Finally, in 2012, writer Kelly Sue DeConnick embraced the fact that Carol Danvers had finally become a Big Deal by having her officially adopt the name Captain Marvel. Along with the new name, she got a brand new costume that more closely resembled Mar-Vell’s red and blue full-body jumpsuit, replacing her old bathing suit and leather boots combo (which hadn’t been aging particularly well). The soft reboot of the character provided a larger emphasis on her backstory and motivations, as well as Mar-Vell’s legacy and her status among the other major players in the Marvel universe—who, by then, once again featured the folks we now know from the MCU like Iron Man and a resurrected Captain America.

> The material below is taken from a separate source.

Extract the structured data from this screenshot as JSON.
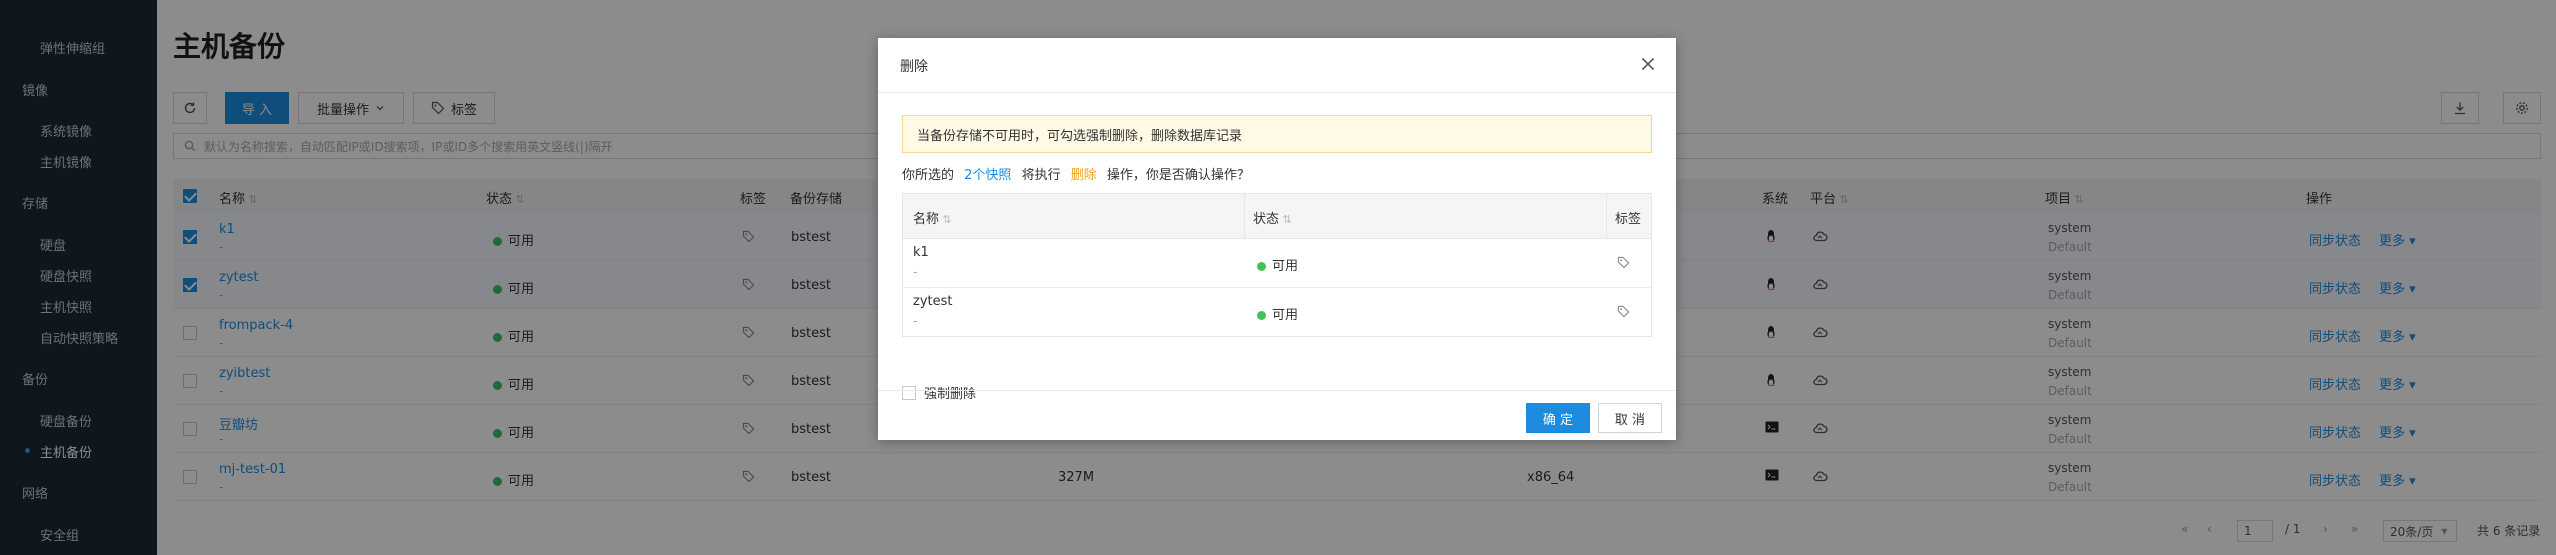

After working with the Avengers for a bit, Carol embraced the cosmic origin of her powers and became more dedicated to the intergalactic side of the Marvel universe. She even briefly joined the Guardians Of The Galaxy, bringing along her pet cat, Chewie (corporate synergy!), who turned out to be an alien that just looked like a cat. Carol’s time with Star-Lord and Groot coincided with a time when the Guardians Of The Galaxy comic wasn’t particularly great, but luckily she still had her own solo books and had become a member of a number of different superhero teams—including Canada’s Alpha Flight, the all-female A-Force (alongside She-Hulk, Dazzler, and Nico from Runaways), military agency S.W.O.R.D., and space-based defenders The Ultimates (the only super-team to include both Black Panther and Galactus).
Unfortunately, this resurgence also led to Carol starring in Bendis and David Marquez’s poorly received Civil War II event, which essentially involved Captain Marvel and Iron Man arguing about whether to exploit the powers of a man who could predict future-crimes like in Minority Report. Carol was on the bad side of this debate, arguing that the ends always justify the means when it comes to preventing crimes, and her status—both in the comics and in real life—took a bit of a hit. She popped up to defend the Earth from aliens while Captain America briefly became a Nazi, but save for a new miniseries in 2018 that established her new origin (the one about her being part-Kree), Carol has once again been relegated to being an extremely powerful and popular supporting player in the larger universe… at least until her movie hits.
For a character who emphasizes her legacy as much as Carol Danvers, it would be a shame to leave out the other two characters she shared a name with. She’s not the first woman to use the Captain Marvel name, though the other, Monica Rambeau, isn’t technically related to Mar-Vell at all. Rambeau has been hanging around the Marvel Universe for decades, most notably as a member of The Avengers for a time and as one of the stars of cult-hit series Nextwave. Her story hasn’t intersected with Carol’s particularly often, but she does appear in the Captain Marvel movie as a child—setting her up for an appearance in the future. There’s also the new Ms. Marvel, a Muslim teenager named Kamala Khan who has shapeshifting abilities and idolizes Carol Danvers. She’s had solo books for years and was also a member of The Avengers for a time.
As far as we know, though, Kamala isn’t set to make her own debut in the MCU just yet. They could be saving her for a sequel or her own spin-off movie, which is probably for the best since Captain Marvel will hopefully dedicate a lot of its runtime to explaining what a Psyche-Magnetron is.